"Most businesses still believe that sonic branding is a sonic logo or a jingle instead of a complex mix of interconnected sounds that form a unique identity for a company," says Leslie Gilmour, CEO of BeFound agency.
"Adding this suite of harmonious sounds to your already-existing branding components is a fantastic way to strengthen the overall image of your business."
Why It Works: Sound is a powerful emotional trigger. By associating specific sounds with a brand, marketers can evoke desired emotions and memories in consumers.
Customer Impact: Sonic branding taps into the brain's ability to form emotional associations with sounds, a phenomenon known as classical conditioning.
Future Implications: As audio technologies become more sophisticated, sonic branding will extend to virtual reality and augmented reality, offering immersive brand experiences.

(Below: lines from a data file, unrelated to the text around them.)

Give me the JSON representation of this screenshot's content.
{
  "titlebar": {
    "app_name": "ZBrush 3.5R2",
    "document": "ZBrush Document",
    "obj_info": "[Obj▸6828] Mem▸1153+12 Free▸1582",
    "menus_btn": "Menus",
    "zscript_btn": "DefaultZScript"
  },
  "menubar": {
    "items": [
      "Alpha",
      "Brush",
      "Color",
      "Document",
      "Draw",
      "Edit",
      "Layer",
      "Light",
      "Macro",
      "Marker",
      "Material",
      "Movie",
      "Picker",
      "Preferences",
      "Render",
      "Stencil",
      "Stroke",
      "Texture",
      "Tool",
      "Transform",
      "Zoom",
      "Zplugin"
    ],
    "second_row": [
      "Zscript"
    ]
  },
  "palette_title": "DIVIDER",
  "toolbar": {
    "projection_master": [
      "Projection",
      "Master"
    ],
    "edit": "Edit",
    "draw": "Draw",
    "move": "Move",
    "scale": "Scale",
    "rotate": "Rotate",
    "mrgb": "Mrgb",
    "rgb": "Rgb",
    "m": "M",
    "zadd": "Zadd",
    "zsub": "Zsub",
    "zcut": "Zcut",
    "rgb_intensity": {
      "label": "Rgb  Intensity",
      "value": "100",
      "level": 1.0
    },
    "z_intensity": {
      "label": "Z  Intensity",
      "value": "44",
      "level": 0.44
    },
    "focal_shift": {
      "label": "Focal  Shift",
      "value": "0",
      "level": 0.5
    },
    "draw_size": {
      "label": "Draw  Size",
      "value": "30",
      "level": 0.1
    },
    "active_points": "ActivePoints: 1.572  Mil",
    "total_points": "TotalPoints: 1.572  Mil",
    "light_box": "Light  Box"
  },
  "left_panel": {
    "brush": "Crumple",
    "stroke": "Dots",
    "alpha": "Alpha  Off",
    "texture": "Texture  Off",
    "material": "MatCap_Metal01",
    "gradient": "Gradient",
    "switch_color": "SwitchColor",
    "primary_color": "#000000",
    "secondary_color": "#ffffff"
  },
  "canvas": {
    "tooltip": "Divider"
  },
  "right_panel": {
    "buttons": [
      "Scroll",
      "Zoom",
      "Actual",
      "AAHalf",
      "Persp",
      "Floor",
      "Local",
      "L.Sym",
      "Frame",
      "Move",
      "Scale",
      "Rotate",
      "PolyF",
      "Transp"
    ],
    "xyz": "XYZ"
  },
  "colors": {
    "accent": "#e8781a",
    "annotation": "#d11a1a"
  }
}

Use Case: McDonald's is a pioneer in this field. They've successfully used their iconic jingle and the "I'm Lovin' It" audio logo to reinforce their brand identity globally.
5. Behavioral Economics in Pricing
Technology Behind It: Algorithms and machine learning are used to analyze vast datasets, uncovering pricing patterns and consumer behaviors. Personalization technology tailors prices based on individual preferences.
Why It Works: Behavioral economics reveals consumers don't always make rational decisions. They are influenced by cognitive biases, such as loss aversion and anchoring, which can be exploited to optimize pricing.
Customer Impact: This trend leverages psychological principles like scarcity, social proof, and endowment effect to nudge consumers towards desired purchasing decisions.
Future Implications: As AI-driven pricing strategies become more refined, businesses can dynamically adjust prices in real time, optimizing revenue.
Use Case: Airlines have used dynamic pricing based on demand for years. However, Amazon's algorithm-driven pricing, which adjusts prices in real-time based on competitor pricing and demand, is a less known but highly effective example.
6. Multi-Sensory Branding
Technology Behind It: Multi-sensory branding employs various technologies, including virtual reality, scent generators, haptic feedback, and interactive displays, to engage multiple senses.
Why It Works: Engaging multiple senses creates a more immersive and memorable brand experience. It taps into the brain's ability to process sensory information simultaneously.
Customer Impact: This trend exploits the brain's sensory integration capabilities, enhancing emotional connections with brands through sensory stimuli.
Future Implications: Multi-sensory branding is poised to play a significant role in e-commerce and virtual experiences, making online shopping more immersive.
Use Case: Venture Smarter introduced a "scent branding" initiative, using distinct scents in their retail spaces for customers, making them more likely to buy their products.
"Furthermore, multi-sensory branding allows us to establish a more emotional connection with our audience," says Jon Morgan, Venture Smarter CEO.
"When we can trigger positive emotions through sensory stimuli, we can build stronger brand loyalty. This emotional resonance is often what differentiates a brand from its competitors, leading to long-term customer relationships and advocacy."
These emerging marketing trends represent the future of marketing by offering innovative ways to engage consumers, understand their behaviors, and create meaningful brand experiences. These trends will likely become more integral to successful marketing strategies as technology advances.